Records supplied section start

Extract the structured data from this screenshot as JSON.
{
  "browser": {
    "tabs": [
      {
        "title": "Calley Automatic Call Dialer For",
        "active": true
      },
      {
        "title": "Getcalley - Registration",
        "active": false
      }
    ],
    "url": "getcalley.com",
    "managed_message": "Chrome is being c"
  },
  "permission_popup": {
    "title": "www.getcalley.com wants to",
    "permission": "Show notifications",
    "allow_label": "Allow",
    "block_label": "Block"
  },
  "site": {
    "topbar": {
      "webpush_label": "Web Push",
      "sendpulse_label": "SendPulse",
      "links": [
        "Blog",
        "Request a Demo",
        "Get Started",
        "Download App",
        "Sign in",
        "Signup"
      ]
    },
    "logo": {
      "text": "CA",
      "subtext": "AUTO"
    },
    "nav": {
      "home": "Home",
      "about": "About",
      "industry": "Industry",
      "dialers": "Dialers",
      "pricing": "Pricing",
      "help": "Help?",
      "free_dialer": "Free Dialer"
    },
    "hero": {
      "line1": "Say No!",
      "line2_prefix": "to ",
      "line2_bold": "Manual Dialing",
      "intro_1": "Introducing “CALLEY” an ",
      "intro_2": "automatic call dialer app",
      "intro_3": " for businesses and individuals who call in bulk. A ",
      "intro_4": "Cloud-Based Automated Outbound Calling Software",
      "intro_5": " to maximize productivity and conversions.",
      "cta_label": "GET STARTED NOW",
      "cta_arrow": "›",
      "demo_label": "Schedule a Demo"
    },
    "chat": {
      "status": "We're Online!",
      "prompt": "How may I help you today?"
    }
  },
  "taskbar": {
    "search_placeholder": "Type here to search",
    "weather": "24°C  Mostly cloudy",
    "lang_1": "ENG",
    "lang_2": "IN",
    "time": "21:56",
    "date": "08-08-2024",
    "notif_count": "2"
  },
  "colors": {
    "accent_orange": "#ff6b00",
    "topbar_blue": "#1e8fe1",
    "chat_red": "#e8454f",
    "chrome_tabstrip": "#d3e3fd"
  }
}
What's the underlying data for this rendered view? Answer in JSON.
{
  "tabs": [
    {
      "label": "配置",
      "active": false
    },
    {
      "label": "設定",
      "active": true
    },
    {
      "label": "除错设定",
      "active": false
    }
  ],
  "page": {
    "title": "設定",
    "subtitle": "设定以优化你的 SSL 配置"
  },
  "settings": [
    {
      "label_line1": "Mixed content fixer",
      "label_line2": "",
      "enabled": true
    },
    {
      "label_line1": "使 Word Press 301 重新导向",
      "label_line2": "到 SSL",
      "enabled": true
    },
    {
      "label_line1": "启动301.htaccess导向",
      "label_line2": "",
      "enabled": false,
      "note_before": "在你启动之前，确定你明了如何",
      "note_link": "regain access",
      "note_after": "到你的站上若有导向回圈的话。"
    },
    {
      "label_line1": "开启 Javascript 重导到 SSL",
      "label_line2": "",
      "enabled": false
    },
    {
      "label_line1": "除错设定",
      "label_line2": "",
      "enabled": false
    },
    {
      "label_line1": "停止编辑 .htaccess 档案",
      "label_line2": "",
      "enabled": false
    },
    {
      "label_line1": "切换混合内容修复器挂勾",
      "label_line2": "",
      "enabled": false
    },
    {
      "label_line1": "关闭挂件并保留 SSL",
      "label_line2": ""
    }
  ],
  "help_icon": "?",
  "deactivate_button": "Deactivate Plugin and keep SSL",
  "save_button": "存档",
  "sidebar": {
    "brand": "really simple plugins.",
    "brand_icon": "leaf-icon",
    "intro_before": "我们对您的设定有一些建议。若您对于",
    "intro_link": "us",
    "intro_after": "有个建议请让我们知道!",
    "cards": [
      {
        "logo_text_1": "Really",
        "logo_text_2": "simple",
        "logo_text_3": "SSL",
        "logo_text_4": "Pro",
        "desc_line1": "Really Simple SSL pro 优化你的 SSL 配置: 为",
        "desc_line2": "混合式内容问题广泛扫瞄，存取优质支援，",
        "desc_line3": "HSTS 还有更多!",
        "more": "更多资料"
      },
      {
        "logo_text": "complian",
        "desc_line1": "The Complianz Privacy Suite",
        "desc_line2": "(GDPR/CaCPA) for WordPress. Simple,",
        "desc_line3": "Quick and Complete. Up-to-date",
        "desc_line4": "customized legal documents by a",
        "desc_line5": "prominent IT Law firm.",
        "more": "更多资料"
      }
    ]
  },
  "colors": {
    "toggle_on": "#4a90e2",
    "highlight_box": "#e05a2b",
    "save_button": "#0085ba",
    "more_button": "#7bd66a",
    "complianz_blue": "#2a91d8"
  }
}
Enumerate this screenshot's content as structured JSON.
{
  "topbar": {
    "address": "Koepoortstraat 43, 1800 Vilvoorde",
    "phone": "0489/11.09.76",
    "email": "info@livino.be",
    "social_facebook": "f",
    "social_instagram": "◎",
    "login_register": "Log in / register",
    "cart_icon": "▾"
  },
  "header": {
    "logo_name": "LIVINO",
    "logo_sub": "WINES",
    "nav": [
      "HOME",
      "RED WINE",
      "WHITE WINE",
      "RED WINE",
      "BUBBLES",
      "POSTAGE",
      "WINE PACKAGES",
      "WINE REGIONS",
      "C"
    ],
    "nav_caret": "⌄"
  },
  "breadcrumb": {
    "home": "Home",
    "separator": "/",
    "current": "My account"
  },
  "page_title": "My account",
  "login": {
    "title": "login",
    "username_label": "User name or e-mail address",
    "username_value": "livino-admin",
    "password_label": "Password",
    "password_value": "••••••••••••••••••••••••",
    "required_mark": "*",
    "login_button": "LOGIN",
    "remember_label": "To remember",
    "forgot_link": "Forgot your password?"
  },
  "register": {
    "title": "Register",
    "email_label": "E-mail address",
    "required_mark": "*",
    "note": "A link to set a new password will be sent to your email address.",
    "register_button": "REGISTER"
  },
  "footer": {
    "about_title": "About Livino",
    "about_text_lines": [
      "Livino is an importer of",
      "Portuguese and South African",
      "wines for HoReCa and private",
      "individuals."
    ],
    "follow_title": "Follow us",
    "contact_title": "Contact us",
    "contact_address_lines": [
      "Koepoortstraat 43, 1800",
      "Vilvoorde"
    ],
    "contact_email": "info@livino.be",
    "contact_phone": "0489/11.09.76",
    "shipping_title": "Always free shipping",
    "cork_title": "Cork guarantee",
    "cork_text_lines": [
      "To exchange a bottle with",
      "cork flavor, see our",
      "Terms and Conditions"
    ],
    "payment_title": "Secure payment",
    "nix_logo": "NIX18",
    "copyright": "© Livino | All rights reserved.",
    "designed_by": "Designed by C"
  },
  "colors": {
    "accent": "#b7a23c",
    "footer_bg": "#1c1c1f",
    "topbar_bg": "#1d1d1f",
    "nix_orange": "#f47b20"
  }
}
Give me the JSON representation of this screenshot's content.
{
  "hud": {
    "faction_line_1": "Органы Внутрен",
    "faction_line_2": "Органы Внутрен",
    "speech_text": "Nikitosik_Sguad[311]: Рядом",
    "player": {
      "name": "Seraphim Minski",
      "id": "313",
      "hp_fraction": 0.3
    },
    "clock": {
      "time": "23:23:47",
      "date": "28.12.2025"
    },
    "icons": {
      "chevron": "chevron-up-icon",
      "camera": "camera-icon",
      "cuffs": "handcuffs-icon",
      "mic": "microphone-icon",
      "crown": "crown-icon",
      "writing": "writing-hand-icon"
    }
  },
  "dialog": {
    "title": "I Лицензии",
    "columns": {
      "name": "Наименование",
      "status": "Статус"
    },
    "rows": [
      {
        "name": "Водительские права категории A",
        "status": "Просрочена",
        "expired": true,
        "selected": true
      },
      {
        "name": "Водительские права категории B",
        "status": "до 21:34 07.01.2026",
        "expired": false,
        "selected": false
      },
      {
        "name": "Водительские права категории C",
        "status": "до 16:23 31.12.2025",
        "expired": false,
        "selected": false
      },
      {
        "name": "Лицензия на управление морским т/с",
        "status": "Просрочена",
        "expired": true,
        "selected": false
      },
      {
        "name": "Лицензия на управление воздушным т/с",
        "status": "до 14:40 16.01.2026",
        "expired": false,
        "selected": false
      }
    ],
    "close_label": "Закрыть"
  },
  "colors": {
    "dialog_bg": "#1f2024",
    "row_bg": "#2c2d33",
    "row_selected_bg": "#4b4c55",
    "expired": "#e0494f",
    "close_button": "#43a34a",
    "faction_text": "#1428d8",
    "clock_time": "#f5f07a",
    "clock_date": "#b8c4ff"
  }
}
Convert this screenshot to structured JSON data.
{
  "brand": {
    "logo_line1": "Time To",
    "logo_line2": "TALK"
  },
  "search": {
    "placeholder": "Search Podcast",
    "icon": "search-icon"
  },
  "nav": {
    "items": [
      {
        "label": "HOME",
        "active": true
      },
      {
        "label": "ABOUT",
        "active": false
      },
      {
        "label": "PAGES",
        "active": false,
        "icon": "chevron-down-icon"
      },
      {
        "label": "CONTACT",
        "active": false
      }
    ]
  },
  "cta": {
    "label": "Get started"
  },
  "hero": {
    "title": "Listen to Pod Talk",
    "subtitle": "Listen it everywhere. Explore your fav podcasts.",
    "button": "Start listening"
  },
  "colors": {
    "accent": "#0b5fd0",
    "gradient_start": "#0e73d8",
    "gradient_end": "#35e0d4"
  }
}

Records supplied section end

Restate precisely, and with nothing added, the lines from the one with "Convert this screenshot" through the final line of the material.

▶ _Your response_:
Convert this screenshot to structured JSON data.
{
  "brand": {
    "logo_line1": "Time To",
    "logo_line2": "TALK"
  },
  "search": {
    "placeholder": "Search Podcast",
    "icon": "search-icon"
  },
  "nav": {
    "items": [
      {
        "label": "HOME",
        "active": true
      },
      {
        "label": "ABOUT",
        "active": false
      },
      {
        "label": "PAGES",
        "active": false,
        "icon": "chevron-down-icon"
      },
      {
        "label": "CONTACT",
        "active": false
      }
    ]
  },
  "cta": {
    "label": "Get started"
  },
  "hero": {
    "title": "Listen to Pod Talk",
    "subtitle": "Listen it everywhere. Explore your fav podcasts.",
    "button": "Start listening"
  },
  "colors": {
    "accent": "#0b5fd0",
    "gradient_start": "#0e73d8",
    "gradient_end": "#35e0d4"
  }
}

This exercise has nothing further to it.